Task:
Every record must be reproduced exactly. Leave none out.

Excerpts from an interface dataset:
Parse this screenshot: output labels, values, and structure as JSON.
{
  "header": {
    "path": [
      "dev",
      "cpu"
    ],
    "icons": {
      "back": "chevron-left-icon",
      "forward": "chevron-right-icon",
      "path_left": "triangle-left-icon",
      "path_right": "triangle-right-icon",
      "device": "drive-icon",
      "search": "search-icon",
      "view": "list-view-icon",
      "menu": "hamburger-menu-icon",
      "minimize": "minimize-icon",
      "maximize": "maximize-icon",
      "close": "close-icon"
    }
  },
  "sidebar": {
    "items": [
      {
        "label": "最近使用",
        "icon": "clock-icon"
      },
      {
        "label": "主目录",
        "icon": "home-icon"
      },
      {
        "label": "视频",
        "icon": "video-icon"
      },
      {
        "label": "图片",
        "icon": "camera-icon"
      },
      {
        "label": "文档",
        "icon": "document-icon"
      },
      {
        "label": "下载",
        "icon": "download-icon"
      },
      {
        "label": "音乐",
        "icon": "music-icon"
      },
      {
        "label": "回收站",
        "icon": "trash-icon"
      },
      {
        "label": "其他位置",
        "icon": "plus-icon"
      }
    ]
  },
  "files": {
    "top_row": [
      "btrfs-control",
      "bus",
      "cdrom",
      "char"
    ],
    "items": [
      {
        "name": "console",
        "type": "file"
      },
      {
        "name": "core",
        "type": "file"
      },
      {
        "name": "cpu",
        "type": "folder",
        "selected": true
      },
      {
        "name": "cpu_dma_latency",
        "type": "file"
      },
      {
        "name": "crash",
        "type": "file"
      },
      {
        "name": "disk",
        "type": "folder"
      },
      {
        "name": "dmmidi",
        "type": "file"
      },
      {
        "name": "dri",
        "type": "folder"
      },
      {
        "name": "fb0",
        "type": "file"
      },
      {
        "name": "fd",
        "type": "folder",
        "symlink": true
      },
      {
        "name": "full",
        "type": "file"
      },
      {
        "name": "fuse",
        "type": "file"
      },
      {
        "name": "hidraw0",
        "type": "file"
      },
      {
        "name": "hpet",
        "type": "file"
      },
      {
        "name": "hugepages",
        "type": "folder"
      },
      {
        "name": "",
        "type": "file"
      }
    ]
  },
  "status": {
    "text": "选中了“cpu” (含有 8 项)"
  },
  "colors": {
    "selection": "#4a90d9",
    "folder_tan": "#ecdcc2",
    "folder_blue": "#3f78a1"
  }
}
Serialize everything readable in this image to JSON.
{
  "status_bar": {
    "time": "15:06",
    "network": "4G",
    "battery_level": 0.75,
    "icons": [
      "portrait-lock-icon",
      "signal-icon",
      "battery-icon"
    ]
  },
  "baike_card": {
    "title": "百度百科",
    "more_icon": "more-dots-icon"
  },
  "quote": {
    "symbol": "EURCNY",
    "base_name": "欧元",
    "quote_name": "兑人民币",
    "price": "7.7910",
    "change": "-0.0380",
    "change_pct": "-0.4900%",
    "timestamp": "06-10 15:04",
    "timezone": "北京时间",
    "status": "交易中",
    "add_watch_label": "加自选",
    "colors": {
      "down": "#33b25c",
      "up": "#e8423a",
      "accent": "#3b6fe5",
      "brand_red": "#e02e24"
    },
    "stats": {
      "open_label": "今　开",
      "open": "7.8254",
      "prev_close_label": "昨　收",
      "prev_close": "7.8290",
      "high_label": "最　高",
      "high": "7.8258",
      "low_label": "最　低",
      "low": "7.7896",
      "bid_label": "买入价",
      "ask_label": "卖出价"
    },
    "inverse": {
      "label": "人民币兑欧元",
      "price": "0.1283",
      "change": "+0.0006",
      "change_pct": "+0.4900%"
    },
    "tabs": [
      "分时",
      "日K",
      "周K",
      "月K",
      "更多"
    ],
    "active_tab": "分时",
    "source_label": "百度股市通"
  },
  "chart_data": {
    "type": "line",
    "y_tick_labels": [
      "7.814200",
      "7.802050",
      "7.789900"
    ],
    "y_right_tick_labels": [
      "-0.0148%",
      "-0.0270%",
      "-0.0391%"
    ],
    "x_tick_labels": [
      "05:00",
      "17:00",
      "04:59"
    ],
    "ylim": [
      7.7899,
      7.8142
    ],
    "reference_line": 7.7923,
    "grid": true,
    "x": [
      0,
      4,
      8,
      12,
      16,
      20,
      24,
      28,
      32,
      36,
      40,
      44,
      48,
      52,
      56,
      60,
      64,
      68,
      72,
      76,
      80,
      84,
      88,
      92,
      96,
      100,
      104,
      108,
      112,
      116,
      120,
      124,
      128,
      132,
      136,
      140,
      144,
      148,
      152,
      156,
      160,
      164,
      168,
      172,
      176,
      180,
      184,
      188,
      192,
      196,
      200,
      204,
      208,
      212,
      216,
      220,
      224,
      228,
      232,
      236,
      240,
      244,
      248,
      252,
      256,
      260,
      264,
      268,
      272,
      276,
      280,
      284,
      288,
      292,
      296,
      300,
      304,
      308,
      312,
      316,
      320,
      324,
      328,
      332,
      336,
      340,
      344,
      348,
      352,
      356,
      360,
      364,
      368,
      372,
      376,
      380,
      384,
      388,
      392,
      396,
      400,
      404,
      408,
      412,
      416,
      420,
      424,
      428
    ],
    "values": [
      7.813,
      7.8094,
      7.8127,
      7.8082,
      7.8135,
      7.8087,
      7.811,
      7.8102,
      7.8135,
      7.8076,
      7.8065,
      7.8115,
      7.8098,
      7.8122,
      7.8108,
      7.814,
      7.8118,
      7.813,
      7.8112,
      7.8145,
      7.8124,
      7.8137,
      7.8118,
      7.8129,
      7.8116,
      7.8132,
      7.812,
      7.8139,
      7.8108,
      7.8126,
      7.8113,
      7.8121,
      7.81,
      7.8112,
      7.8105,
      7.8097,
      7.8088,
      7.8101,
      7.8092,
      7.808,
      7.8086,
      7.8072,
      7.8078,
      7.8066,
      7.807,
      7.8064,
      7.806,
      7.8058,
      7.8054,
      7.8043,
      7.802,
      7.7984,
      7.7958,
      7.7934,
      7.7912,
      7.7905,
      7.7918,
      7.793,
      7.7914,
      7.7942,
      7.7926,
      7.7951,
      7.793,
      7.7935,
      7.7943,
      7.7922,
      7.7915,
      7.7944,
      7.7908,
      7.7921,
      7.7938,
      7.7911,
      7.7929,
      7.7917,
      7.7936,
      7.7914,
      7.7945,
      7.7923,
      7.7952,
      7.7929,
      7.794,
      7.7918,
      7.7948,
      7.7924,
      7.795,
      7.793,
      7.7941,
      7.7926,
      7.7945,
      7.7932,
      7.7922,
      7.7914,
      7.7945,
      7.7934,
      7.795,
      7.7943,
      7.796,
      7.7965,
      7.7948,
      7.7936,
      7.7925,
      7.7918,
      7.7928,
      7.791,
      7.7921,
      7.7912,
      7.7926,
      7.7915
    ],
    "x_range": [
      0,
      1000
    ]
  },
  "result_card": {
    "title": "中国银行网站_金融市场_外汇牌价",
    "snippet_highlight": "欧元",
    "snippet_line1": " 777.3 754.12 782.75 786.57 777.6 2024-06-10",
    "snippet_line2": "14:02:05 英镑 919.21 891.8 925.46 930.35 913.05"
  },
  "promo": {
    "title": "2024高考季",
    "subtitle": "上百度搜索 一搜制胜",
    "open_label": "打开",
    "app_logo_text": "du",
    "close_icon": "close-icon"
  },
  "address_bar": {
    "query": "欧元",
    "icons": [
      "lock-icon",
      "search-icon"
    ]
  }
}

Answer for the task:
Parse this screenshot: output labels, values, and structure as JSON.
{
  "header": {
    "path": [
      "dev",
      "cpu"
    ],
    "icons": {
      "back": "chevron-left-icon",
      "forward": "chevron-right-icon",
      "path_left": "triangle-left-icon",
      "path_right": "triangle-right-icon",
      "device": "drive-icon",
      "search": "search-icon",
      "view": "list-view-icon",
      "menu": "hamburger-menu-icon",
      "minimize": "minimize-icon",
      "maximize": "maximize-icon",
      "close": "close-icon"
    }
  },
  "sidebar": {
    "items": [
      {
        "label": "最近使用",
        "icon": "clock-icon"
      },
      {
        "label": "主目录",
        "icon": "home-icon"
      },
      {
        "label": "视频",
        "icon": "video-icon"
      },
      {
        "label": "图片",
        "icon": "camera-icon"
      },
      {
        "label": "文档",
        "icon": "document-icon"
      },
      {
        "label": "下载",
        "icon": "download-icon"
      },
      {
        "label": "音乐",
        "icon": "music-icon"
      },
      {
        "label": "回收站",
        "icon": "trash-icon"
      },
      {
        "label": "其他位置",
        "icon": "plus-icon"
      }
    ]
  },
  "files": {
    "top_row": [
      "btrfs-control",
      "bus",
      "cdrom",
      "char"
    ],
    "items": [
      {
        "name": "console",
        "type": "file"
      },
      {
        "name": "core",
        "type": "file"
      },
      {
        "name": "cpu",
        "type": "folder",
        "selected": true
      },
      {
        "name": "cpu_dma_latency",
        "type": "file"
      },
      {
        "name": "crash",
        "type": "file"
      },
      {
        "name": "disk",
        "type": "folder"
      },
      {
        "name": "dmmidi",
        "type": "file"
      },
      {
        "name": "dri",
        "type": "folder"
      },
      {
        "name": "fb0",
        "type": "file"
      },
      {
        "name": "fd",
        "type": "folder",
        "symlink": true
      },
      {
        "name": "full",
        "type": "file"
      },
      {
        "name": "fuse",
        "type": "file"
      },
      {
        "name": "hidraw0",
        "type": "file"
      },
      {
        "name": "hpet",
        "type": "file"
      },
      {
        "name": "hugepages",
        "type": "folder"
      },
      {
        "name": "",
        "type": "file"
      }
    ]
  },
  "status": {
    "text": "选中了“cpu” (含有 8 项)"
  },
  "colors": {
    "selection": "#4a90d9",
    "folder_tan": "#ecdcc2",
    "folder_blue": "#3f78a1"
  }
}
Serialize everything readable in this image to JSON.
{
  "status_bar": {
    "time": "15:06",
    "network": "4G",
    "battery_level": 0.75,
    "icons": [
      "portrait-lock-icon",
      "signal-icon",
      "battery-icon"
    ]
  },
  "baike_card": {
    "title": "百度百科",
    "more_icon": "more-dots-icon"
  },
  "quote": {
    "symbol": "EURCNY",
    "base_name": "欧元",
    "quote_name": "兑人民币",
    "price": "7.7910",
    "change": "-0.0380",
    "change_pct": "-0.4900%",
    "timestamp": "06-10 15:04",
    "timezone": "北京时间",
    "status": "交易中",
    "add_watch_label": "加自选",
    "colors": {
      "down": "#33b25c",
      "up": "#e8423a",
      "accent": "#3b6fe5",
      "brand_red": "#e02e24"
    },
    "stats": {
      "open_label": "今　开",
      "open": "7.8254",
      "prev_close_label": "昨　收",
      "prev_close": "7.8290",
      "high_label": "最　高",
      "high": "7.8258",
      "low_label": "最　低",
      "low": "7.7896",
      "bid_label": "买入价",
      "ask_label": "卖出价"
    },
    "inverse": {
      "label": "人民币兑欧元",
      "price": "0.1283",
      "change": "+0.0006",
      "change_pct": "+0.4900%"
    },
    "tabs": [
      "分时",
      "日K",
      "周K",
      "月K",
      "更多"
    ],
    "active_tab": "分时",
    "source_label": "百度股市通"
  },
  "chart_data": {
    "type": "line",
    "y_tick_labels": [
      "7.814200",
      "7.802050",
      "7.789900"
    ],
    "y_right_tick_labels": [
      "-0.0148%",
      "-0.0270%",
      "-0.0391%"
    ],
    "x_tick_labels": [
      "05:00",
      "17:00",
      "04:59"
    ],
    "ylim": [
      7.7899,
      7.8142
    ],
    "reference_line": 7.7923,
    "grid": true,
    "x": [
      0,
      4,
      8,
      12,
      16,
      20,
      24,
      28,
      32,
      36,
      40,
      44,
      48,
      52,
      56,
      60,
      64,
      68,
      72,
      76,
      80,
      84,
      88,
      92,
      96,
      100,
      104,
      108,
      112,
      116,
      120,
      124,
      128,
      132,
      136,
      140,
      144,
      148,
      152,
      156,
      160,
      164,
      168,
      172,
      176,
      180,
      184,
      188,
      192,
      196,
      200,
      204,
      208,
      212,
      216,
      220,
      224,
      228,
      232,
      236,
      240,
      244,
      248,
      252,
      256,
      260,
      264,
      268,
      272,
      276,
      280,
      284,
      288,
      292,
      296,
      300,
      304,
      308,
      312,
      316,
      320,
      324,
      328,
      332,
      336,
      340,
      344,
      348,
      352,
      356,
      360,
      364,
      368,
      372,
      376,
      380,
      384,
      388,
      392,
      396,
      400,
      404,
      408,
      412,
      416,
      420,
      424,
      428
    ],
    "values": [
      7.813,
      7.8094,
      7.8127,
      7.8082,
      7.8135,
      7.8087,
      7.811,
      7.8102,
      7.8135,
      7.8076,
      7.8065,
      7.8115,
      7.8098,
      7.8122,
      7.8108,
      7.814,
      7.8118,
      7.813,
      7.8112,
      7.8145,
      7.8124,
      7.8137,
      7.8118,
      7.8129,
      7.8116,
      7.8132,
      7.812,
      7.8139,
      7.8108,
      7.8126,
      7.8113,
      7.8121,
      7.81,
      7.8112,
      7.8105,
      7.8097,
      7.8088,
      7.8101,
      7.8092,
      7.808,
      7.8086,
      7.8072,
      7.8078,
      7.8066,
      7.807,
      7.8064,
      7.806,
      7.8058,
      7.8054,
      7.8043,
      7.802,
      7.7984,
      7.7958,
      7.7934,
      7.7912,
      7.7905,
      7.7918,
      7.793,
      7.7914,
      7.7942,
      7.7926,
      7.7951,
      7.793,
      7.7935,
      7.7943,
      7.7922,
      7.7915,
      7.7944,
      7.7908,
      7.7921,
      7.7938,
      7.7911,
      7.7929,
      7.7917,
      7.7936,
      7.7914,
      7.7945,
      7.7923,
      7.7952,
      7.7929,
      7.794,
      7.7918,
      7.7948,
      7.7924,
      7.795,
      7.793,
      7.7941,
      7.7926,
      7.7945,
      7.7932,
      7.7922,
      7.7914,
      7.7945,
      7.7934,
      7.795,
      7.7943,
      7.796,
      7.7965,
      7.7948,
      7.7936,
      7.7925,
      7.7918,
      7.7928,
      7.791,
      7.7921,
      7.7912,
      7.7926,
      7.7915
    ],
    "x_range": [
      0,
      1000
    ]
  },
  "result_card": {
    "title": "中国银行网站_金融市场_外汇牌价",
    "snippet_highlight": "欧元",
    "snippet_line1": " 777.3 754.12 782.75 786.57 777.6 2024-06-10",
    "snippet_line2": "14:02:05 英镑 919.21 891.8 925.46 930.35 913.05"
  },
  "promo": {
    "title": "2024高考季",
    "subtitle": "上百度搜索 一搜制胜",
    "open_label": "打开",
    "app_logo_text": "du",
    "close_icon": "close-icon"
  },
  "address_bar": {
    "query": "欧元",
    "icons": [
      "lock-icon",
      "search-icon"
    ]
  }
}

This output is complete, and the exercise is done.